I’m a happy painter because of it! Thanks, Ida, for being patient on this one – and the next.

Thanks for reading this week.
Larry Eifert

Here’s the blog on the web. And here’s my Facebook fan page. I post lots of other stuff there.

Click here to go to our main website – with jigsaw puzzles, prints, interpretive portfolios and lots of other stuff.

Nancy’s web portfolio of stunning photography

And here to go to Virginia Eifert’s website. Her books are now becoming available as Amazon Kindle books.

Progress on Cache River National Wildlife Refuge Mural

Click the image to enlarge it in your browser.

Just a progress report – a snapshot of how this current effort is going. Okay, I think. It needs to get much messier, more foliage, downed stuff, details in the critters, but it takes time to throw paint on 12 feet of mud, trees and leaves.

I’m finding this a very unusual ecosystem to paint, different than anything I’ve worked on before – and that’s saying something. Seasonal flooding in the Mississippi floodplain of Arkansas means a very difficult situation for plants to exist. Critters can just move with the water’s ups-and-downs, but plants are a different deal – they can’t leave. So, lots of water-tolerant trees and vines that can get above it all. One grape, for instance, can’t climb, so it’s starts life by grabbing onto a small shrubby tree and just waiting, going up with the tree as it grows towards the canopy. Crazy, because this is a closed-canopy forest so  how long might that plant wait to get there? Other vines climb like crazy and in the old days of old-growth, they must have been ancient thick things the size of my arm.

Here’s one of my references taken by Eric, my go-to guy for photos and the refuge dendrologist. Am I getting the colors close to right?

And finally, here’s my progress as it’ll look in this section of the visitor center. There is also some text on both sides and bottom, but this shows it’s overall placement so I can tell what’s going on. Stay tuned for more, more mud, brown water, muddy trees and all.

Thanks for reading this week.
Larry Eifert

Here’s the blog on the web. And here’s my Facebook fan page. I post lots of other stuff there.

Click here to go to our main website – with jigsaw puzzles, prints, interpretive portfolios and lots of other stuff.

Nancy’s web portfolio of stunning photography

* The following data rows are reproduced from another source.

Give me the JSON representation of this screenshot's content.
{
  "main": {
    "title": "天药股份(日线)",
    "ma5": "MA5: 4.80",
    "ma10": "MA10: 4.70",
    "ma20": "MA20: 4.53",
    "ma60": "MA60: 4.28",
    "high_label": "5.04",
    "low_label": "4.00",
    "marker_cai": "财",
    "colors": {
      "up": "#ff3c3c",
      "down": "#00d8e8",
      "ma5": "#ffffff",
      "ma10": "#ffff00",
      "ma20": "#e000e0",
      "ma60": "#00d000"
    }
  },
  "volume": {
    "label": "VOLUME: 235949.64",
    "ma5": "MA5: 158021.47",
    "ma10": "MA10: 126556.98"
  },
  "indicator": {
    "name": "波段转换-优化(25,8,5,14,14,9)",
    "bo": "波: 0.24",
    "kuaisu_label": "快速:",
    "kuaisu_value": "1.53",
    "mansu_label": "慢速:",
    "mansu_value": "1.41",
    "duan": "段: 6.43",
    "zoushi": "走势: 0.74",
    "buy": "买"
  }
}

And here to go to Virginia Eifert’s website. Her books are now becoming available as Amazon Kindle books.

Western Tanager study

Western-Tanager

Nancy has put oranges out by the pond for these birds. I think we get the very same pair back each year – after a winter holiday all the way down in Central America. While the female lacks the red head feathers, I’ve read that the male gets them from eating certain insects – along with berries from our cherry trees. We gladly give up our fruit for the companionship of this pair – and so I painted the male on the hunt.

And here’s the frame it’s currently in (and comes with the painting). I think the color is a tad off on the photo. The wood is more blond, painting less blue – I took it on the porch on a sunny day, so things got funky.

Western-Tanager-framed

This ORIGINAL painting is acrylic on board, 6″ x 9″ and $145 framed. Outside edge of the frame is about 12″ x 15″.
This custom frame has a triple liner and glass. Shipping adds just a bit more depending on your zone. This is the original painting, NOT a print.
Email us for details.

Thanks for reading this week. Send this to someone who might appreciate what I’m painting and tell them to sign up. I’m trying to expand my list. An email will work.
Larry Eifert

Here’s the blog on the web.And here’s my Facebook fan page. I post lots of other stuff there.

Click here to go to our main website – with jigsaw puzzles, prints, interpretive portfolios and lots of other stuff.

Nancy’s web portfolio of beautiful photographs

And Click here to go to Virginia Eifert’s website. Her books are now becoming available as Amazon Kindle books.